• **DATA SHOWN**

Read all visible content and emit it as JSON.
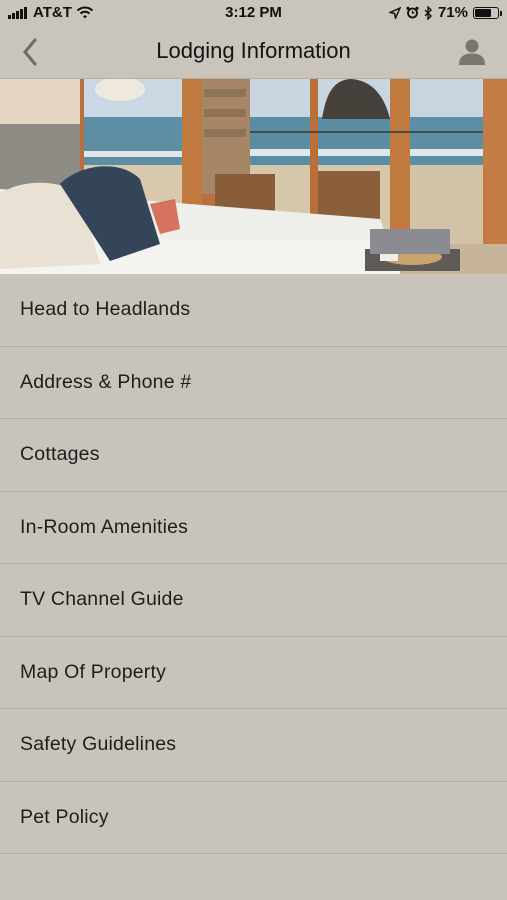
{
  "status_bar": {
    "carrier": "AT&T",
    "time": "3:12 PM",
    "battery": "71%",
    "battery_level": 0.71
  },
  "nav": {
    "title": "Lodging Information",
    "back_icon": "chevron-left-icon",
    "profile_icon": "user-icon"
  },
  "menu": {
    "items": [
      {
        "label": "Head to Headlands"
      },
      {
        "label": "Address & Phone #"
      },
      {
        "label": "Cottages"
      },
      {
        "label": "In-Room Amenities"
      },
      {
        "label": "TV Channel Guide"
      },
      {
        "label": "Map Of Property"
      },
      {
        "label": "Safety Guidelines"
      },
      {
        "label": "Pet Policy"
      }
    ]
  },
  "colors": {
    "background": "#c8c4bb",
    "divider": "#afaba2",
    "text": "#1e1e1e"
  }
}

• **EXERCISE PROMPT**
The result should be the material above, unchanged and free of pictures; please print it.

• **RESULT FOR THIS TASK**
Read all visible content and emit it as JSON.
{
  "status_bar": {
    "carrier": "AT&T",
    "time": "3:12 PM",
    "battery": "71%",
    "battery_level": 0.71
  },
  "nav": {
    "title": "Lodging Information",
    "back_icon": "chevron-left-icon",
    "profile_icon": "user-icon"
  },
  "menu": {
    "items": [
      {
        "label": "Head to Headlands"
      },
      {
        "label": "Address & Phone #"
      },
      {
        "label": "Cottages"
      },
      {
        "label": "In-Room Amenities"
      },
      {
        "label": "TV Channel Guide"
      },
      {
        "label": "Map Of Property"
      },
      {
        "label": "Safety Guidelines"
      },
      {
        "label": "Pet Policy"
      }
    ]
  },
  "colors": {
    "background": "#c8c4bb",
    "divider": "#afaba2",
    "text": "#1e1e1e"
  }
}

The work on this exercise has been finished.